My “Writers Doing It Right Series”
When we remember we are all mad, the mysteries disappear and life stands explained.
– Mark Twain
There are roughly three New Yorks. There is, first, the New York of the man or woman who was born here, who takes the city for granted and accepts its size and its turbulence as natural and inevitable. Second, there is the New York of the commuter — the city that is devoured by locusts each day and spat out each night. Third, there is the New York of the person who was born somewhere else and came to New York in quest of something. […] Commuters give the city its tidal restlessness; natives give it solidity and continuity; but the settlers give it passion.
– E.B. White, Here is New York
But they enjoin feminists to think small as well, because knocking it off already with the feminine wiles and beauty treatments and self-enstupefication are acts of resistance that anyone can do on her own, in the privacy of her own boudoir, boat, or den. It’s simple to do, and unlike big, slow institutional changes that take decades, ditching femininity can have an immediate impact. The anti-femininityite merely quits shaving her pits, or burns her 5″ platforms or whatever, and presto! Newly liberated from another shackle, she gets to snarl a gratifying “fuck you, Establishment!” at the Establishment, and to feel a little bit more like an actual sovereign entity.
– Twisty Faster, http://blog.iblamethepatriarchy.com/
I could not help it: the restlessness was in my nature; it agitated me to pain sometimes.

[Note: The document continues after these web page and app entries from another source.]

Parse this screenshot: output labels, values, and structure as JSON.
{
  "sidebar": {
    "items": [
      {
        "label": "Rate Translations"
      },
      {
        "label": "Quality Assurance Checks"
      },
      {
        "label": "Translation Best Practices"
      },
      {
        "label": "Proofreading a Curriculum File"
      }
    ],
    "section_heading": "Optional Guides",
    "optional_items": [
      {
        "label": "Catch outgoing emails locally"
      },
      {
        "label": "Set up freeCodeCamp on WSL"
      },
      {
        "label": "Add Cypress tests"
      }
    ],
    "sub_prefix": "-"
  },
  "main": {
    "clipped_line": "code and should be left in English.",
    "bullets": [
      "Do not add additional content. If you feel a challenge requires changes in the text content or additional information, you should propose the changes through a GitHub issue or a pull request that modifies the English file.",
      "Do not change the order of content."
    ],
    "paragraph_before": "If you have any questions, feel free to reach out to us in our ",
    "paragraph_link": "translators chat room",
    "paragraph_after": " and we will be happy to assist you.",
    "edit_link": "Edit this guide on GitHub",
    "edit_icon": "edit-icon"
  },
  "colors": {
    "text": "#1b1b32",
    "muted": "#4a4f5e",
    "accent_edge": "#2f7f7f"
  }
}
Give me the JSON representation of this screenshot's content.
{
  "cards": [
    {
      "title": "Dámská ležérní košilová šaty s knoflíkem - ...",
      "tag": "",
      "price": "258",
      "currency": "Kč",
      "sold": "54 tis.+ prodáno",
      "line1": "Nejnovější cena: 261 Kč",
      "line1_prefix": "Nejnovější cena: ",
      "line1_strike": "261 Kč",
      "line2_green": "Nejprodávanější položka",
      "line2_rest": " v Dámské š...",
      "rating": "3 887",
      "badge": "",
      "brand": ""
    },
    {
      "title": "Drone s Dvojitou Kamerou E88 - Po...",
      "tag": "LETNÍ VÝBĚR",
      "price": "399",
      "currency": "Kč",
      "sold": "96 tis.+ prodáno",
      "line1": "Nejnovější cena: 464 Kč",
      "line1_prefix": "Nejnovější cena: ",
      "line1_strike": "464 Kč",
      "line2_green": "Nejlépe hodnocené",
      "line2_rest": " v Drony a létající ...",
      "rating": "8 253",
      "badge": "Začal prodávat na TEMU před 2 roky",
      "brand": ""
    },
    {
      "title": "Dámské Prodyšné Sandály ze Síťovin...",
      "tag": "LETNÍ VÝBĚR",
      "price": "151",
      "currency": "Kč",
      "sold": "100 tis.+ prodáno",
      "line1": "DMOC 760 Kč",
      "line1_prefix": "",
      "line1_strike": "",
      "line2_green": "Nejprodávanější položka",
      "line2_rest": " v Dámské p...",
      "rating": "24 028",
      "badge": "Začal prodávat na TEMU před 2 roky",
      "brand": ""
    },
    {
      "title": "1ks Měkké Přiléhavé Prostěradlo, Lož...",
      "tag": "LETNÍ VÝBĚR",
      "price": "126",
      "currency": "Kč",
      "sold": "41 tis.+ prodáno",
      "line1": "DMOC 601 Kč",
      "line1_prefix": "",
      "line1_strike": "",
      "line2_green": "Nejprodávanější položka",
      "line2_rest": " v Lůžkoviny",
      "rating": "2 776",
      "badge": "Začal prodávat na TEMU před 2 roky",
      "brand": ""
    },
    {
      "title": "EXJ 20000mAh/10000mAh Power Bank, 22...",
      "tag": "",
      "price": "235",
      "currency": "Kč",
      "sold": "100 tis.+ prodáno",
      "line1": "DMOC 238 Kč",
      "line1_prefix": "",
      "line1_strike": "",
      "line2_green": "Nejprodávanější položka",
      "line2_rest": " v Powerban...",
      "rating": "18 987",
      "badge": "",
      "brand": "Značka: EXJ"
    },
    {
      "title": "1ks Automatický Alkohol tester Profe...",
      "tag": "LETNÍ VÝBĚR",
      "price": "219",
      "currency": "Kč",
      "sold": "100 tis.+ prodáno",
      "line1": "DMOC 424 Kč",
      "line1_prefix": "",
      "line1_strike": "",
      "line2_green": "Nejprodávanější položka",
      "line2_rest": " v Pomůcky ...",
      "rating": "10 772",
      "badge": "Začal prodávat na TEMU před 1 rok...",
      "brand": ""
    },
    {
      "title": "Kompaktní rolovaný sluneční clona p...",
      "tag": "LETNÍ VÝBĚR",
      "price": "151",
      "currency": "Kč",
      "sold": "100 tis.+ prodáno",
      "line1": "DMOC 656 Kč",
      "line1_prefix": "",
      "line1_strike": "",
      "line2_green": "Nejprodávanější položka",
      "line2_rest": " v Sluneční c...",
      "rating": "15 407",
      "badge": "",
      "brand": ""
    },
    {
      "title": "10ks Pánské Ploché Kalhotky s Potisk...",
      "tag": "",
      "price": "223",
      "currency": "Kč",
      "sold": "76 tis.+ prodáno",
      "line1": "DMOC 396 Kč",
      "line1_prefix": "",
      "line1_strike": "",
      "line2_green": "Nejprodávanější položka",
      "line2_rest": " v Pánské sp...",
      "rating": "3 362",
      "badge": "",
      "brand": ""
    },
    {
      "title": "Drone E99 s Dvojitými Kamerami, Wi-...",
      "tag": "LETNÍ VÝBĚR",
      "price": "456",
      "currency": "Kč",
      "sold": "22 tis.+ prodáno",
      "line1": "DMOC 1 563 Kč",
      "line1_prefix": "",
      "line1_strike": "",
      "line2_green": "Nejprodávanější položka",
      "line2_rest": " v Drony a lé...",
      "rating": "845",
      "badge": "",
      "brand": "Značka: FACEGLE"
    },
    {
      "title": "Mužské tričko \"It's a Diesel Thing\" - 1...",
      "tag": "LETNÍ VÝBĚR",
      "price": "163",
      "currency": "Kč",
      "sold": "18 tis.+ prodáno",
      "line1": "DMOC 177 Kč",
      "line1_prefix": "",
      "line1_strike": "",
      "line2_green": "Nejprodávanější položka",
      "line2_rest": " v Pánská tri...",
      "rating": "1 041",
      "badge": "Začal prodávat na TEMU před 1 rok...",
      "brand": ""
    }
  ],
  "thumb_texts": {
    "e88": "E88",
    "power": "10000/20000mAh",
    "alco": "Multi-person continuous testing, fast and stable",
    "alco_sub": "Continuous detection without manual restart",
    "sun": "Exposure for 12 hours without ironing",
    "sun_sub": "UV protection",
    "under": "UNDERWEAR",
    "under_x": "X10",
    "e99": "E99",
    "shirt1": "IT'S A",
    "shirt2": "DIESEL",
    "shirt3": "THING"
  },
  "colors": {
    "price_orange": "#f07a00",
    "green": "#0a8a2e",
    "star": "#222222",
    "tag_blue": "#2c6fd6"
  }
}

Then my sole relief was to walk along the corridor of the third story, backward and forward, safe in the silence and solitude of the spot, and allow my mind’s eye to dwell on whatever bright visions rose before it—and, certainly, they were many and glowing; to let my heart be heaved by the exultant movement, which, while it swelled it in trouble, expanded it with life; and, best of all, to open my inward ear to a tale that was never ended—a tale my imagination created and narrated continuously; quickened with all of incident, life, fire, feeling, that I desired and had not in my actual existence.
It is in vain to say human beings ought to be satisfied with tranquility: they must have action; and they will make it if they cannot find it.
– Charlotte Bronte, Jane Eyre